Arabuko–Sokoke Forest lies close to the Indian Ocean near Malindi, Kenya, surrounded by 53 villages and at least 110,000 people. It is remarkable for its biodiversity and is critical for many people’s livelihoods. Although a Forest Reserve, it has suffered considerably from unsustainable use and illegal activities, such as poaching and illegal logging. Through projects funded by a number of donors and coordinated by BirdLife International and Nature Kenya (BirdLife in Kenya), considerable gains for conservation and the local economy have been made over the last twenty years. This has improved governance through pioneering Participatory Forest Management action, the formation of an Arabuko–Sokoke Forest Management Team (comprised of various Government departments and Nature Kenya supporting local community representation), the establishment of an active Arabuko–Sokoke Forest Adjacent Dwellers Association, and the agreement (in 2002) of a 25-year Strategic Management Plan.
Arabuko–Sokoke Forest provides a good example of the diversity of opportunities that exist for linking sustainable resource management to people’s livelihoods, and how institutions in support of this can become catalysts for a range of social protection measures. Working with local people, a wide array of successful income-generating activities have been established. These include butterfly farming, bee keeping, mushroom farming, aloe farming, ecotourism and farm forestry. Benefits from the award-winning community-based butterfly farming initiative—the Kipepeo Project—are noteworthy. Cumulative community earnings from the sale of butterfly pupae from 1994 to 2005 exceeded US$750,000 with significant positive effects on both livelihoods and attitudes towards the forest. Ecotourism and environmental education have been enhanced through the vibrant Arabuko–Sokoke Forest Guides Association and a unique Schools and Ecotourism Scheme run by A Rocha Kenya, a Christian conservation NGO. Honey has been particularly successful and production still cannot keep pace with local demand.
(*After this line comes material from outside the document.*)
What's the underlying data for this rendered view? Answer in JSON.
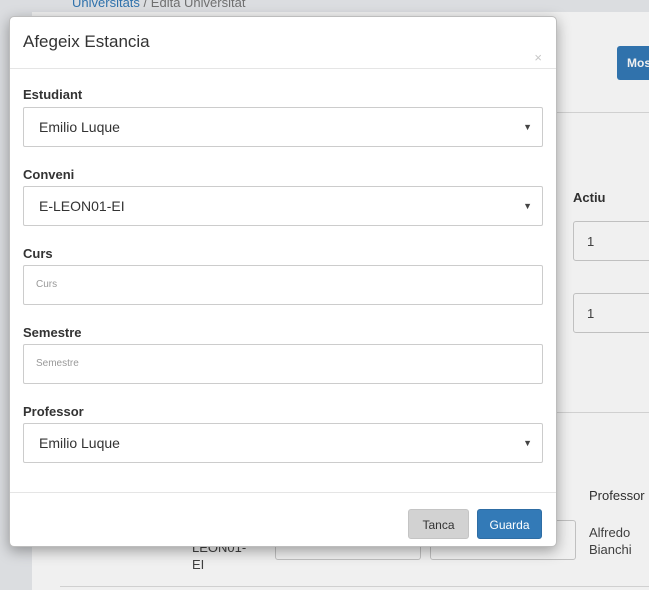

The diversity of income generating activities that local people are engaged in at Arabuko–Sokoke Forest have helped reduce local people’s vulnerability to environmental and economic shocks and trends—such as drought when honey production is low. Significant non-financial benefits have also arisen. With the support of Nature Kenya and funding from Kindernothilfe (KNH) and NABU (BirdLife in Germany), local people living next to the forest constructed and now manage 11 kilometres of pipeline providing fresh water to their villages. A range of community based organisations around the forest are actively networking and receiving training in business skills, production, quality control and marketing of forest-products. Forest-adjacent communities are empowered and actively engaged in forest management issues that affect them. In return, there is a greater appreciation of the value and importance of the forest which helps ensure Arabuko–Sokoke is conserved into the future.
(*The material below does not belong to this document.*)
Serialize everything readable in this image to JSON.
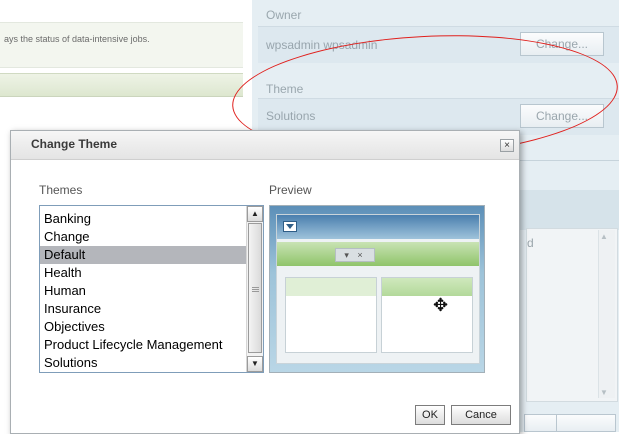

BirdLife International (2008) Improved livelihoods at Arabuko-Sokoke Forest in Kenya. Presented as part of the BirdLife State of the world's birds website. Available from: http://www.birdlife.org/datazone/sowb/casestudy/221. Checked: 29/09/2016
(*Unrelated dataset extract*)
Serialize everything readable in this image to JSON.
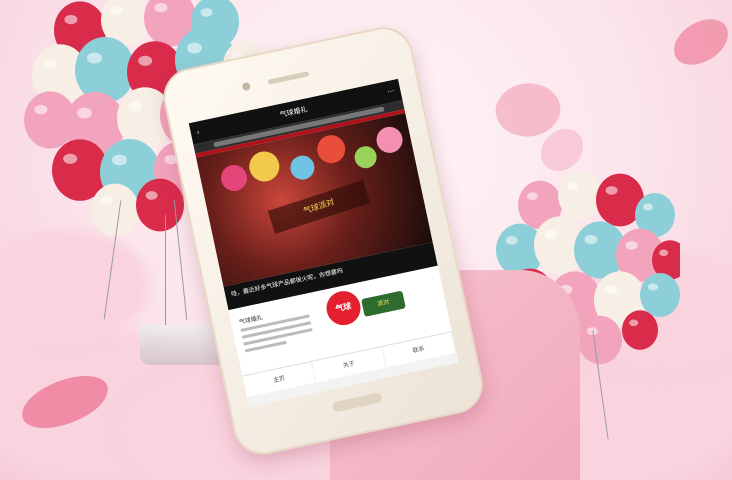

|Key message: Biodiversity conservation is essential to the livelihoods of local communities|